### THE DATA
○ ○ ○ ○ ○

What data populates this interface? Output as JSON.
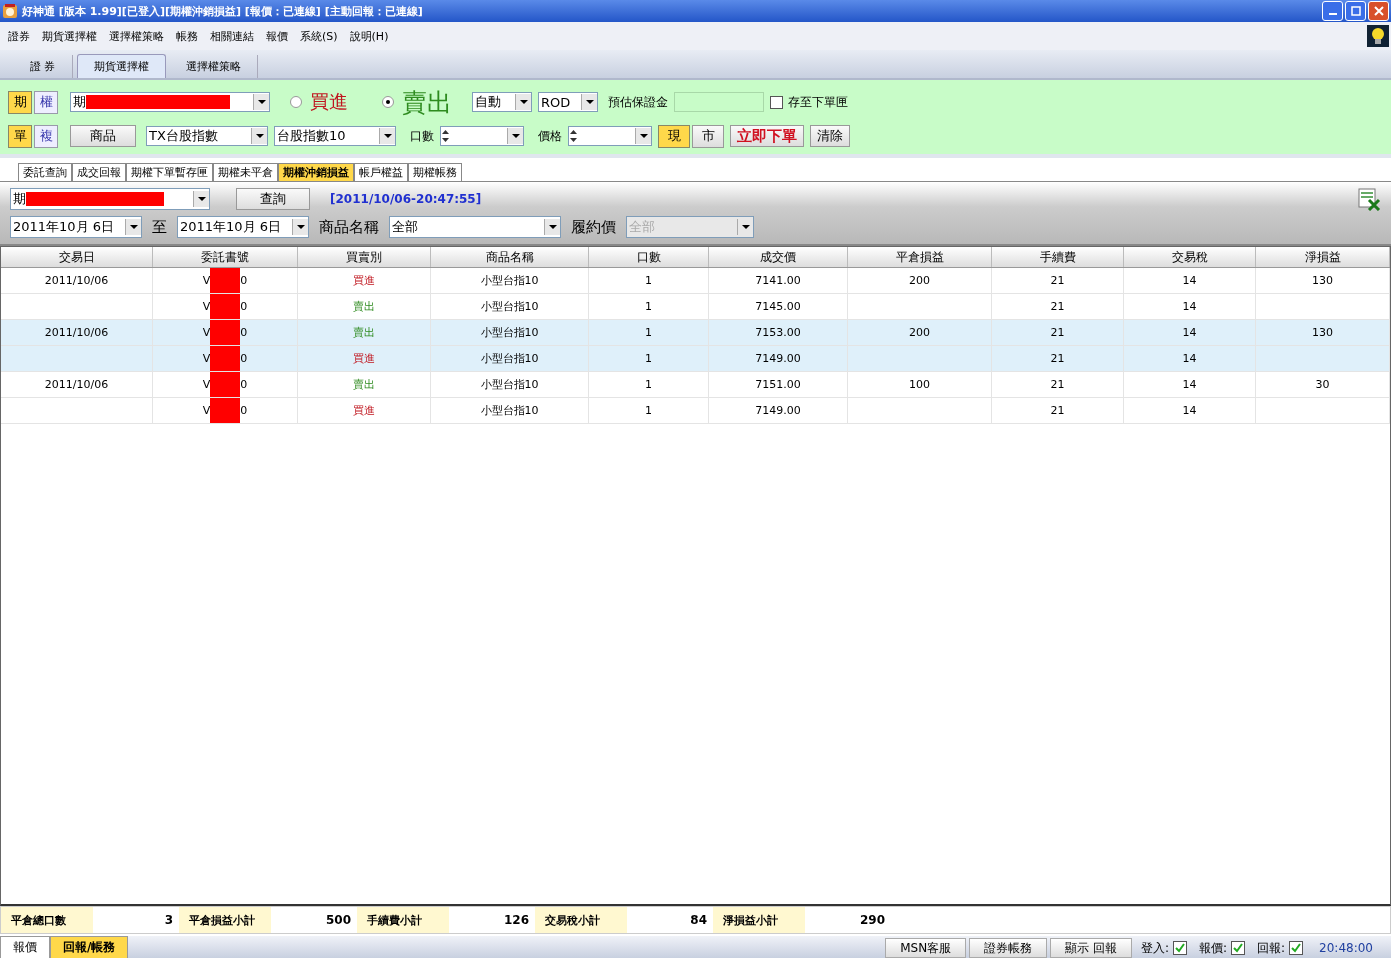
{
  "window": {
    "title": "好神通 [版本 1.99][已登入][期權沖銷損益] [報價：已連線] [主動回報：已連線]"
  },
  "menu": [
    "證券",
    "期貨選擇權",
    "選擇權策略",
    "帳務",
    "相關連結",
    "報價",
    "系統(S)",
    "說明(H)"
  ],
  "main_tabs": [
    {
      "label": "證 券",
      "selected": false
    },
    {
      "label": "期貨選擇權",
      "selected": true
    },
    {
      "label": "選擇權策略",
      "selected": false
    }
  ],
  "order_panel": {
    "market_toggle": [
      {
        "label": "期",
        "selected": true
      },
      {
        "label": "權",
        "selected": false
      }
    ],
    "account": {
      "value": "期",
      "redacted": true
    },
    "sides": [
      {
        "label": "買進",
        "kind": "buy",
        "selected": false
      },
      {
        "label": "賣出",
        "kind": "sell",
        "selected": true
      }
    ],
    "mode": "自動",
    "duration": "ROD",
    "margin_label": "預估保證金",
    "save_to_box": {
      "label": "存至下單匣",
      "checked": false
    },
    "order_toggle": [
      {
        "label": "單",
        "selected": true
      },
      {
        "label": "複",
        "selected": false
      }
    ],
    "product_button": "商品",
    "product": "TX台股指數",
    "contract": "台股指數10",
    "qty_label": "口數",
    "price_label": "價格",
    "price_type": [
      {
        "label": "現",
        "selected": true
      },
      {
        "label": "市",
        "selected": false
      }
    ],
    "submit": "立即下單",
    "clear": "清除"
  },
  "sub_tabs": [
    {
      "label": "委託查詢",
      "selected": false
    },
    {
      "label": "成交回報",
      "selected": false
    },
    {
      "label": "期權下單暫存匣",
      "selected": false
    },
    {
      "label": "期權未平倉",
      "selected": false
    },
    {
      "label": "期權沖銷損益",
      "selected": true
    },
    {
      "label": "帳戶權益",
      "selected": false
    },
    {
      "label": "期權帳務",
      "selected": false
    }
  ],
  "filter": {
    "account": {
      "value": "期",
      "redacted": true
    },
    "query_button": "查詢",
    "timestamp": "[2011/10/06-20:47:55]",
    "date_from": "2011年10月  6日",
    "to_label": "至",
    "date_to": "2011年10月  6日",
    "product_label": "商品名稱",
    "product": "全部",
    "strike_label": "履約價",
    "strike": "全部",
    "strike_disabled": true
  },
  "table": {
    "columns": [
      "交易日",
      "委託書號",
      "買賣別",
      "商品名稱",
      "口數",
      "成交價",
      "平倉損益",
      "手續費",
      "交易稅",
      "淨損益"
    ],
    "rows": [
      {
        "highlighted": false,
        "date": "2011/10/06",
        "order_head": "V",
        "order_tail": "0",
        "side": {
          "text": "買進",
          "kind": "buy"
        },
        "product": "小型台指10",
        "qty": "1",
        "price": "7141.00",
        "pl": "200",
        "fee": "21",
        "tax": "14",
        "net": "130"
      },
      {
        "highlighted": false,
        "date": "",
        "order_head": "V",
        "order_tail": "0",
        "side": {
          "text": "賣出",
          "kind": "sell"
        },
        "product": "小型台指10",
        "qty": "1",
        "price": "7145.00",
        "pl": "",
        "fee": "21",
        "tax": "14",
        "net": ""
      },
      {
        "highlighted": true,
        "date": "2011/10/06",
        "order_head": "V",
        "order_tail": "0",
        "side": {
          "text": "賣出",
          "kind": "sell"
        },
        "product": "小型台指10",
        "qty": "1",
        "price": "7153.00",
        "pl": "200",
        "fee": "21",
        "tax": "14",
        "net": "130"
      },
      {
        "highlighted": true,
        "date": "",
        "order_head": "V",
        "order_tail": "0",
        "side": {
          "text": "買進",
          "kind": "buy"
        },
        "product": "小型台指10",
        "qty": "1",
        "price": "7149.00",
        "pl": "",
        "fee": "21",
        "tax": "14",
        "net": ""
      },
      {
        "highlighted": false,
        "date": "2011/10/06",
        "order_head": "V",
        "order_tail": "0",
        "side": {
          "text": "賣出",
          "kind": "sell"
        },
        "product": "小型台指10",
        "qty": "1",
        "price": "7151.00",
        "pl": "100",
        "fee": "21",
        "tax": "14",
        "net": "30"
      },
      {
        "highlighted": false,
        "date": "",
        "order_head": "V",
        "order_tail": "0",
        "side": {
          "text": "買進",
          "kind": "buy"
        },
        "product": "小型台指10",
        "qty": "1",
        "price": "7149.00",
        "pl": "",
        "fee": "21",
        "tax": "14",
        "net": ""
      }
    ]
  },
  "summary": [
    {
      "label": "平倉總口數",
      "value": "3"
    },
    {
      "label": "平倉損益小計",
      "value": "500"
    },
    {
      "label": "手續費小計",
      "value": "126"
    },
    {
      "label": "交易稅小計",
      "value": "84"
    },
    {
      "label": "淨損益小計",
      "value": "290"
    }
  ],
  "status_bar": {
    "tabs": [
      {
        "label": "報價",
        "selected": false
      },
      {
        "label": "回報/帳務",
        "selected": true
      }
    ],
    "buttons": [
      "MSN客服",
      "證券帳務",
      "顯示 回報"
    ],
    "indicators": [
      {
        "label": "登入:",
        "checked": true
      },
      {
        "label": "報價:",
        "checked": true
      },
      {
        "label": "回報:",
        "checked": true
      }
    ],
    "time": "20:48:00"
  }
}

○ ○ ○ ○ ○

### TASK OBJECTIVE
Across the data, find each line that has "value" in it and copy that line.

### OUTPUT BELOW
      "value": "期",
      "value": "期",
      "value": "3"
      "value": "500"
      "value": "126"
      "value": "84"
      "value": "290"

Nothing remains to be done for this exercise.